Experts say that while the Centers for Disease Control and Prevention recommends that people wear at least two layers of cloth masks, for health care workers, it is out of an abundance of caution. Turner said, "Some of the reasons for this are the availability of paper masks for health workers and medical workers who have or have experienced periods of limited resources in many parts of the country." However, Turner added that since then, many shops have increased the availability of non-medical masks, noting that it is a good option if they are available in your area.
"Disposable blue surgical-style masks seem to do a better job of protecting the wearer and others in the vicinity," says Gregory Charlop, M.D. "Studies have shown that cloth masks have a higher rate of virus transmission compared to blue surgical masks." At the World Health Organisation, for example, medical grade medical masks are specifically recommended if you are 60 and already have a basic medical condition, are feeling ill or need to care for a sick family member. However, the experts we consulted agreed that the general public should not purchase N95 gas masks unless absolutely necessary.

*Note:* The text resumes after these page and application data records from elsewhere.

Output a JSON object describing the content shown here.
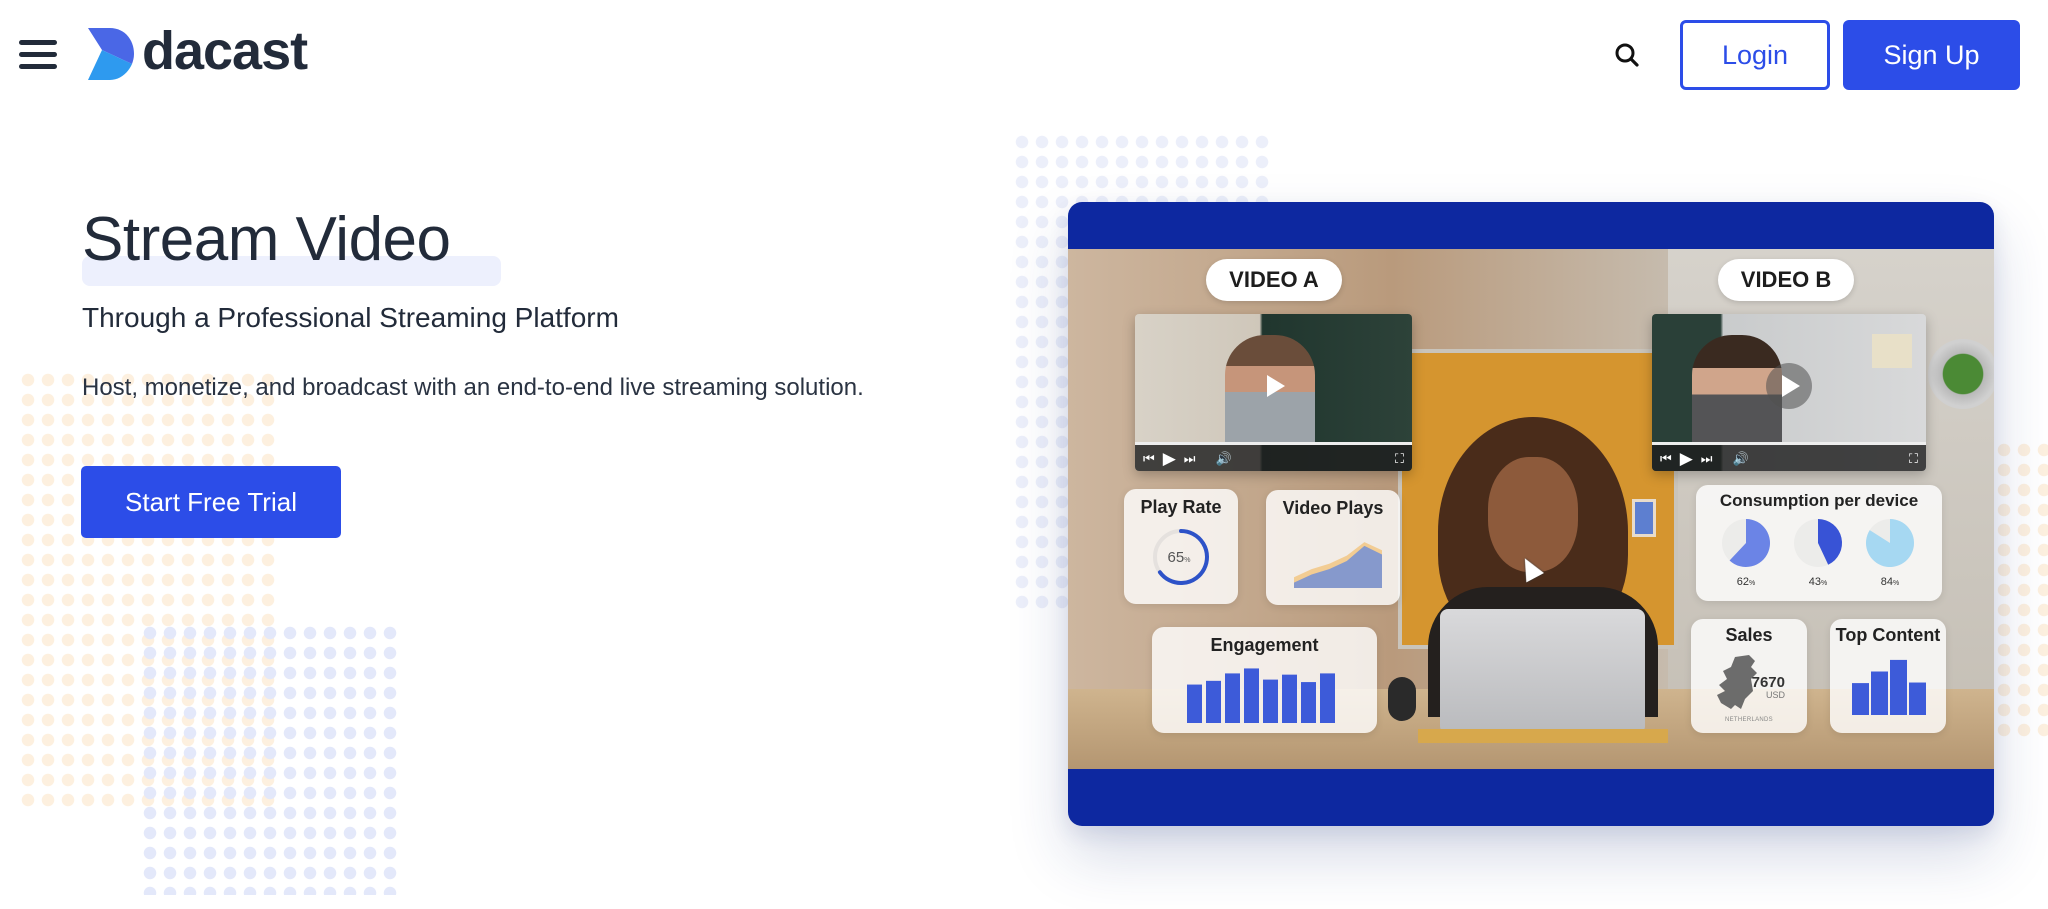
{
  "header": {
    "brand": "dacast",
    "login_label": "Login",
    "signup_label": "Sign Up",
    "icons": {
      "menu": "hamburger-menu-icon",
      "search": "search-icon"
    }
  },
  "hero": {
    "title": "Stream Video",
    "subtitle": "Through a Professional Streaming Platform",
    "description": "Host, monetize, and broadcast with an end-to-end live streaming solution.",
    "cta_label": "Start Free Trial"
  },
  "colors": {
    "brand_blue": "#2c4de8",
    "panel_blue": "#0d28a0",
    "text_dark": "#222b3a",
    "chart_blue": "#3d5bd9",
    "chart_orange": "#f2c98a"
  },
  "video_panel": {
    "video_a_label": "VIDEO A",
    "video_b_label": "VIDEO B",
    "player_controls": [
      "previous",
      "play",
      "next",
      "volume",
      "fullscreen"
    ],
    "cards": {
      "play_rate": {
        "title": "Play Rate",
        "value": 65,
        "unit": "%",
        "display": "65"
      },
      "video_plays": {
        "title": "Video Plays",
        "series_back": [
          20,
          35,
          45,
          60,
          85,
          70
        ],
        "series_front": [
          10,
          25,
          35,
          50,
          78,
          62
        ]
      },
      "engagement": {
        "title": "Engagement",
        "values": [
          62,
          68,
          80,
          88,
          70,
          78,
          66,
          80
        ]
      },
      "consumption": {
        "title": "Consumption per device",
        "items": [
          {
            "value": 62,
            "label": "62",
            "color": "#6b84e6"
          },
          {
            "value": 43,
            "label": "43",
            "color": "#3853d6"
          },
          {
            "value": 84,
            "label": "84",
            "color": "#a6d8f2"
          }
        ],
        "unit": "%"
      },
      "sales": {
        "title": "Sales",
        "value": "7670",
        "currency": "USD",
        "country": "NETHERLANDS"
      },
      "top_content": {
        "title": "Top Content",
        "values": [
          55,
          75,
          95,
          56
        ]
      }
    }
  }
}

This would allow the use of non-medical disposable masks (and reusable fabric masks). But which disposable masks are the best disposable masks?
Medical disposable masks are better than fabric masks at protecting others if the person wearing the mask becomes infected. "There have been many studies looking at the efficacy of disposable masks. In the case of N95 and triple surgical masks, they perform best in terms of both inhalation and exhalation of viruses.
Disposable masks help prevent cross-contamination.
Although these masks can only be worn once, the time can vary greatly between wearers. If someone wears it just for a quick grocery shopping trip, can they rewear it the next day for another short trip? Or if they wear it for seven hours in shifts, will it last forever?
Turner notes that the Infectious Diseases Society of America recommends discarding the mask if it is found to be visibly soiled. She says, "This may be a case of common sense dictating that - once a mask becomes wet or dirty, its protective qualities are diminished." "Unless it's visibly wet or dirty every day, it's probably good to use one every day."
However, after rapid use (either disposable or cloth masks), the biggest risk of putting a mask back on is the chance that it will get dirty when removed or put back on. It doesn't matter if you wear the mask for a few minutes or hours if you contaminate yourself or yourself.
"You can reuse disposable masks, but only if you do it the right way," says Charlop. "Make sure you remove it from your belt, put it in a safe place and wash your hands." Please wait a few days before using it again, or place it in a paper bag and heat it with a hairdryer to kill latent virus particles."